Exercise: Search the records that follow and extract every line containing the string "tunnel".

Items from a dataset
[Start of section]

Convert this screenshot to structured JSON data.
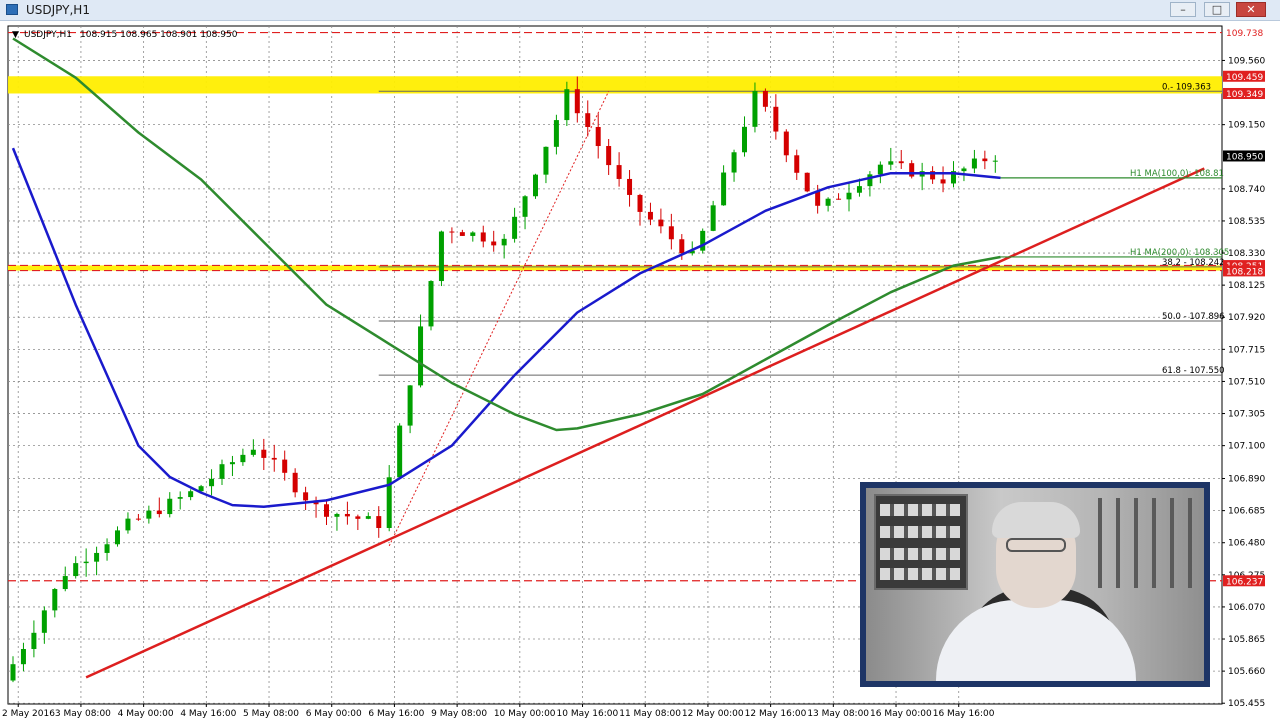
{
  "window": {
    "title": "USDJPY,H1",
    "minimize_glyph": "–",
    "maximize_glyph": "□",
    "close_glyph": "✕"
  },
  "chart_info": {
    "arrow": "▼",
    "symbol": "USDJPY,H1",
    "ohlc": "108.915 108.965 108.901 108.950"
  },
  "colors": {
    "candle_up": "#00a000",
    "candle_down": "#d40000",
    "ma100": "#1a1acc",
    "ma200": "#2e8b2e",
    "trendline": "#dd1f1f",
    "yellow_zone": "#ffee00"
  },
  "chart_data": {
    "type": "line",
    "price_axis": {
      "ylim": [
        105.45,
        109.78
      ],
      "ticks": [
        109.56,
        109.15,
        108.74,
        108.535,
        108.33,
        108.125,
        107.92,
        107.715,
        107.51,
        107.305,
        107.1,
        106.89,
        106.685,
        106.48,
        106.275,
        106.07,
        105.865,
        105.66,
        105.455
      ],
      "tick_labels": [
        "109.560",
        "109.150",
        "108.740",
        "108.535",
        "108.330",
        "108.125",
        "107.920",
        "107.715",
        "107.510",
        "107.305",
        "107.100",
        "106.890",
        "106.685",
        "106.480",
        "106.275",
        "106.070",
        "105.865",
        "105.660",
        "105.455"
      ]
    },
    "time_axis": {
      "labels": [
        "2 May 2016",
        "3 May 08:00",
        "4 May 00:00",
        "4 May 16:00",
        "5 May 08:00",
        "6 May 00:00",
        "6 May 16:00",
        "9 May 08:00",
        "10 May 00:00",
        "10 May 16:00",
        "11 May 08:00",
        "12 May 00:00",
        "12 May 16:00",
        "13 May 08:00",
        "16 May 00:00",
        "16 May 16:00"
      ],
      "positions": [
        0.5,
        6.5,
        12.5,
        18.5,
        24.5,
        30.5,
        36.5,
        42.5,
        48.5,
        54.5,
        60.5,
        66.5,
        72.5,
        78.5,
        84.5,
        90.5
      ]
    },
    "price_boxes": [
      {
        "value": 109.738,
        "label": "109.738",
        "type": "line"
      },
      {
        "value": 109.459,
        "label": "109.459",
        "type": "red"
      },
      {
        "value": 109.349,
        "label": "109.349",
        "type": "red"
      },
      {
        "value": 108.95,
        "label": "108.950",
        "type": "black"
      },
      {
        "value": 108.25,
        "label": "108.251",
        "type": "red"
      },
      {
        "value": 108.216,
        "label": "108.218",
        "type": "red"
      },
      {
        "value": 106.237,
        "label": "106.237",
        "type": "red"
      }
    ],
    "zones": [
      {
        "from": 109.349,
        "to": 109.459
      },
      {
        "from": 108.218,
        "to": 108.251
      }
    ],
    "dashed_levels": [
      109.738,
      108.251,
      108.218,
      106.237
    ],
    "fibonacci": {
      "anchor_low": {
        "x": 36,
        "y": 106.46
      },
      "anchor_high": {
        "x": 57,
        "y": 109.363
      },
      "levels": [
        {
          "value": 109.363,
          "label": "0.- 109.363"
        },
        {
          "value": 108.242,
          "label": "38.2 - 108.242"
        },
        {
          "value": 107.896,
          "label": "50.0 - 107.896"
        },
        {
          "value": 107.55,
          "label": "61.8 - 107.550"
        }
      ]
    },
    "indicators": [
      {
        "label": "H1 MA(100,0): 108.81",
        "value": 108.81
      },
      {
        "label": "H1 MA(200,0): 108.305",
        "value": 108.305
      }
    ],
    "series": [
      {
        "x": [
          0,
          6,
          12,
          18,
          24,
          30,
          36,
          42,
          48,
          54,
          60,
          66,
          72,
          78,
          84,
          90,
          94.5
        ],
        "y": [
          105.6,
          106.3,
          106.6,
          106.8,
          107.1,
          106.7,
          106.6,
          108.5,
          108.4,
          109.36,
          108.65,
          108.3,
          109.35,
          108.6,
          108.9,
          108.8,
          108.95
        ]
      },
      {
        "x": [
          0,
          6,
          12,
          15,
          18,
          21,
          24,
          30,
          36,
          42,
          48,
          54,
          60,
          66,
          72,
          78,
          84,
          90,
          94.5
        ],
        "y": [
          109.0,
          108.0,
          107.1,
          106.9,
          106.8,
          106.72,
          106.71,
          106.75,
          106.85,
          107.1,
          107.55,
          107.95,
          108.2,
          108.38,
          108.6,
          108.75,
          108.84,
          108.84,
          108.81
        ]
      },
      {
        "x": [
          0,
          6,
          12,
          18,
          24,
          30,
          36,
          42,
          48,
          52,
          54,
          60,
          66,
          72,
          78,
          84,
          90,
          94.5
        ],
        "y": [
          109.7,
          109.45,
          109.1,
          108.8,
          108.4,
          108.0,
          107.75,
          107.5,
          107.3,
          107.2,
          107.21,
          107.3,
          107.43,
          107.65,
          107.87,
          108.08,
          108.25,
          108.305
        ]
      },
      {
        "x": [
          7,
          114
        ],
        "y": [
          105.62,
          108.87
        ]
      }
    ]
  }
}
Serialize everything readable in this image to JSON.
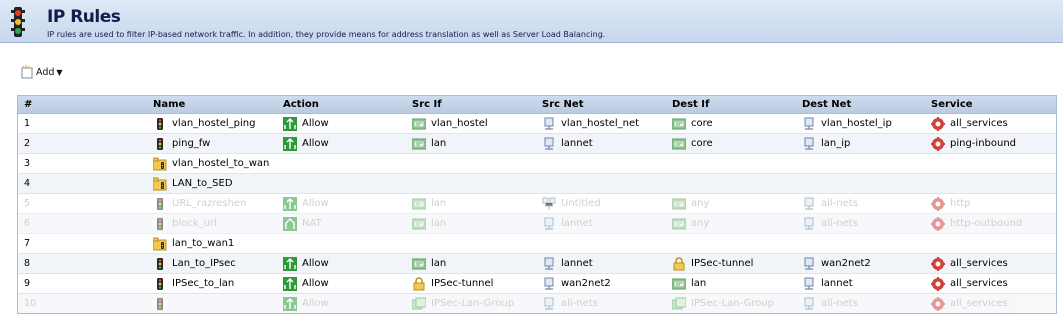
{
  "header": {
    "title": "IP Rules",
    "description": "IP rules are used to filter IP-based network traffic. In addition, they provide means for address translation as well as Server Load Balancing."
  },
  "toolbar": {
    "add_label": "Add"
  },
  "table": {
    "columns": [
      "#",
      "Name",
      "Action",
      "Src If",
      "Src Net",
      "Dest If",
      "Dest Net",
      "Service"
    ],
    "rows": [
      {
        "num": "1",
        "name": "vlan_hostel_ping",
        "action": "Allow",
        "src_if": "vlan_hostel",
        "src_net": "vlan_hostel_net",
        "dest_if": "core",
        "dest_net": "vlan_hostel_ip",
        "service": "all_services",
        "disabled": false,
        "folder": false
      },
      {
        "num": "2",
        "name": "ping_fw",
        "action": "Allow",
        "src_if": "lan",
        "src_net": "lannet",
        "dest_if": "core",
        "dest_net": "lan_ip",
        "service": "ping-inbound",
        "disabled": false,
        "folder": false
      },
      {
        "num": "3",
        "name": "vlan_hostel_to_wan",
        "action": "",
        "src_if": "",
        "src_net": "",
        "dest_if": "",
        "dest_net": "",
        "service": "",
        "disabled": false,
        "folder": true
      },
      {
        "num": "4",
        "name": "LAN_to_SED",
        "action": "",
        "src_if": "",
        "src_net": "",
        "dest_if": "",
        "dest_net": "",
        "service": "",
        "disabled": false,
        "folder": true
      },
      {
        "num": "5",
        "name": "URL_razreshen",
        "action": "Allow",
        "src_if": "lan",
        "src_net": "Untitled",
        "dest_if": "any",
        "dest_net": "all-nets",
        "service": "http",
        "disabled": true,
        "folder": false
      },
      {
        "num": "6",
        "name": "block_url",
        "action": "NAT",
        "src_if": "lan",
        "src_net": "lannet",
        "dest_if": "any",
        "dest_net": "all-nets",
        "service": "http-outbound",
        "disabled": true,
        "folder": false
      },
      {
        "num": "7",
        "name": "lan_to_wan1",
        "action": "",
        "src_if": "",
        "src_net": "",
        "dest_if": "",
        "dest_net": "",
        "service": "",
        "disabled": false,
        "folder": true
      },
      {
        "num": "8",
        "name": "Lan_to_IPsec",
        "action": "Allow",
        "src_if": "lan",
        "src_net": "lannet",
        "dest_if": "IPSec-tunnel",
        "dest_net": "wan2net2",
        "service": "all_services",
        "disabled": false,
        "folder": false
      },
      {
        "num": "9",
        "name": "IPSec_to_lan",
        "action": "Allow",
        "src_if": "IPSec-tunnel",
        "src_net": "wan2net2",
        "dest_if": "lan",
        "dest_net": "lannet",
        "service": "all_services",
        "disabled": false,
        "folder": false
      },
      {
        "num": "10",
        "name": "",
        "action": "Allow",
        "src_if": "IPSec-Lan-Group",
        "src_net": "all-nets",
        "dest_if": "IPSec-Lan-Group",
        "dest_net": "all-nets",
        "service": "all_services",
        "disabled": true,
        "folder": false
      }
    ]
  },
  "colors": {
    "header_bg": "#c7d7ee",
    "allow_green": "#2e9a3a",
    "disabled_text": "#a8a8a8",
    "grid_border": "#a9bcd9"
  }
}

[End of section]

Exercise output:
        "dest_if": "IPSec-tunnel",
        "src_if": "IPSec-tunnel",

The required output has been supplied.